## TASK TO COMPLETE
Each entry below is to be copied verbatim, with no line missing.

(Dataset items)

________

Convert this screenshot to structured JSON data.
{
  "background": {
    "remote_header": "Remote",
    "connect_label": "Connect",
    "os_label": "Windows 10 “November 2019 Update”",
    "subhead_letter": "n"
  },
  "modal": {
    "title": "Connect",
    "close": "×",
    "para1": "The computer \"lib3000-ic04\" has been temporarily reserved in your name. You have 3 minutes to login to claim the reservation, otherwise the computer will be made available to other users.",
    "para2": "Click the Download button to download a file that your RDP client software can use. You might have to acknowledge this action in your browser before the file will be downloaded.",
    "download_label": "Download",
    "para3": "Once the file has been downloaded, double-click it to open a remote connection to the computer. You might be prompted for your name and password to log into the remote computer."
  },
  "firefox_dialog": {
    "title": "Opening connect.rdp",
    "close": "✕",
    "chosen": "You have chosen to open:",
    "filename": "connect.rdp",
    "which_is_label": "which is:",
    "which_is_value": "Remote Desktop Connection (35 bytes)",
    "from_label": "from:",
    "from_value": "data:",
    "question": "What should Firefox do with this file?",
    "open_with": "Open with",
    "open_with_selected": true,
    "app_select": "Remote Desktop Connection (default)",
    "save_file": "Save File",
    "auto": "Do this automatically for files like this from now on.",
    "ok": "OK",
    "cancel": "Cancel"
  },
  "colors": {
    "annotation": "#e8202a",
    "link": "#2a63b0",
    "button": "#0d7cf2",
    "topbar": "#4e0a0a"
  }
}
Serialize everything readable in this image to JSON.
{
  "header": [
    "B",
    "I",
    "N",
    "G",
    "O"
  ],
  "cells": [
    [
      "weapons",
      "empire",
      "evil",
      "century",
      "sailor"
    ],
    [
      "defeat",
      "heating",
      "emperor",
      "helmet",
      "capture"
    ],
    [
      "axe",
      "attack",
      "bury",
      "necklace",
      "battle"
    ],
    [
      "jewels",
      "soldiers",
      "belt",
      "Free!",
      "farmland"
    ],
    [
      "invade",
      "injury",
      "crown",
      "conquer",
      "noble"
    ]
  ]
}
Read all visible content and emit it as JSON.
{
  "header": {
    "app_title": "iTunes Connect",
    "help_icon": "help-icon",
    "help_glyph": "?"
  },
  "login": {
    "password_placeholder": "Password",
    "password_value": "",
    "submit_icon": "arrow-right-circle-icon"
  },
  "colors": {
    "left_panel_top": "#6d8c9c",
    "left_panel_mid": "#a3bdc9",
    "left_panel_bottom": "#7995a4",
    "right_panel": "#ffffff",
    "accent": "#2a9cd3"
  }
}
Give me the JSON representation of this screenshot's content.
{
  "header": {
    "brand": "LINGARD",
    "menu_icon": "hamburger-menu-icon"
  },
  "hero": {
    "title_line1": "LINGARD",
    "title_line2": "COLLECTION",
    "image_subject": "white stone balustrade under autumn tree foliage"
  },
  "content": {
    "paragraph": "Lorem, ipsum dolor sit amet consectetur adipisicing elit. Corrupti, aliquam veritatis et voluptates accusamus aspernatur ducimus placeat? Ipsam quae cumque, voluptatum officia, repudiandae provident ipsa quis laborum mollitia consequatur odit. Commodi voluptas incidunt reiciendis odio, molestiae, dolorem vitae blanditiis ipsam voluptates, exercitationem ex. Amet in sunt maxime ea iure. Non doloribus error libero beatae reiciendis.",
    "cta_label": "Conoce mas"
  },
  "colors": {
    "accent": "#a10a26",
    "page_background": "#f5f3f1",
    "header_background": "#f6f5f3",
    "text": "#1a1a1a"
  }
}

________

## YOUR SOLUTION
Convert this screenshot to structured JSON data.
{
  "background": {
    "remote_header": "Remote",
    "connect_label": "Connect",
    "os_label": "Windows 10 “November 2019 Update”",
    "subhead_letter": "n"
  },
  "modal": {
    "title": "Connect",
    "close": "×",
    "para1": "The computer \"lib3000-ic04\" has been temporarily reserved in your name. You have 3 minutes to login to claim the reservation, otherwise the computer will be made available to other users.",
    "para2": "Click the Download button to download a file that your RDP client software can use. You might have to acknowledge this action in your browser before the file will be downloaded.",
    "download_label": "Download",
    "para3": "Once the file has been downloaded, double-click it to open a remote connection to the computer. You might be prompted for your name and password to log into the remote computer."
  },
  "firefox_dialog": {
    "title": "Opening connect.rdp",
    "close": "✕",
    "chosen": "You have chosen to open:",
    "filename": "connect.rdp",
    "which_is_label": "which is:",
    "which_is_value": "Remote Desktop Connection (35 bytes)",
    "from_label": "from:",
    "from_value": "data:",
    "question": "What should Firefox do with this file?",
    "open_with": "Open with",
    "open_with_selected": true,
    "app_select": "Remote Desktop Connection (default)",
    "save_file": "Save File",
    "auto": "Do this automatically for files like this from now on.",
    "ok": "OK",
    "cancel": "Cancel"
  },
  "colors": {
    "annotation": "#e8202a",
    "link": "#2a63b0",
    "button": "#0d7cf2",
    "topbar": "#4e0a0a"
  }
}
Serialize everything readable in this image to JSON.
{
  "header": [
    "B",
    "I",
    "N",
    "G",
    "O"
  ],
  "cells": [
    [
      "weapons",
      "empire",
      "evil",
      "century",
      "sailor"
    ],
    [
      "defeat",
      "heating",
      "emperor",
      "helmet",
      "capture"
    ],
    [
      "axe",
      "attack",
      "bury",
      "necklace",
      "battle"
    ],
    [
      "jewels",
      "soldiers",
      "belt",
      "Free!",
      "farmland"
    ],
    [
      "invade",
      "injury",
      "crown",
      "conquer",
      "noble"
    ]
  ]
}
Read all visible content and emit it as JSON.
{
  "header": {
    "app_title": "iTunes Connect",
    "help_icon": "help-icon",
    "help_glyph": "?"
  },
  "login": {
    "password_placeholder": "Password",
    "password_value": "",
    "submit_icon": "arrow-right-circle-icon"
  },
  "colors": {
    "left_panel_top": "#6d8c9c",
    "left_panel_mid": "#a3bdc9",
    "left_panel_bottom": "#7995a4",
    "right_panel": "#ffffff",
    "accent": "#2a9cd3"
  }
}
Give me the JSON representation of this screenshot's content.
{
  "header": {
    "brand": "LINGARD",
    "menu_icon": "hamburger-menu-icon"
  },
  "hero": {
    "title_line1": "LINGARD",
    "title_line2": "COLLECTION",
    "image_subject": "white stone balustrade under autumn tree foliage"
  },
  "content": {
    "paragraph": "Lorem, ipsum dolor sit amet consectetur adipisicing elit. Corrupti, aliquam veritatis et voluptates accusamus aspernatur ducimus placeat? Ipsam quae cumque, voluptatum officia, repudiandae provident ipsa quis laborum mollitia consequatur odit. Commodi voluptas incidunt reiciendis odio, molestiae, dolorem vitae blanditiis ipsam voluptates, exercitationem ex. Amet in sunt maxime ea iure. Non doloribus error libero beatae reiciendis.",
    "cta_label": "Conoce mas"
  },
  "colors": {
    "accent": "#a10a26",
    "page_background": "#f5f3f1",
    "header_background": "#f6f5f3",
    "text": "#1a1a1a"
  }
}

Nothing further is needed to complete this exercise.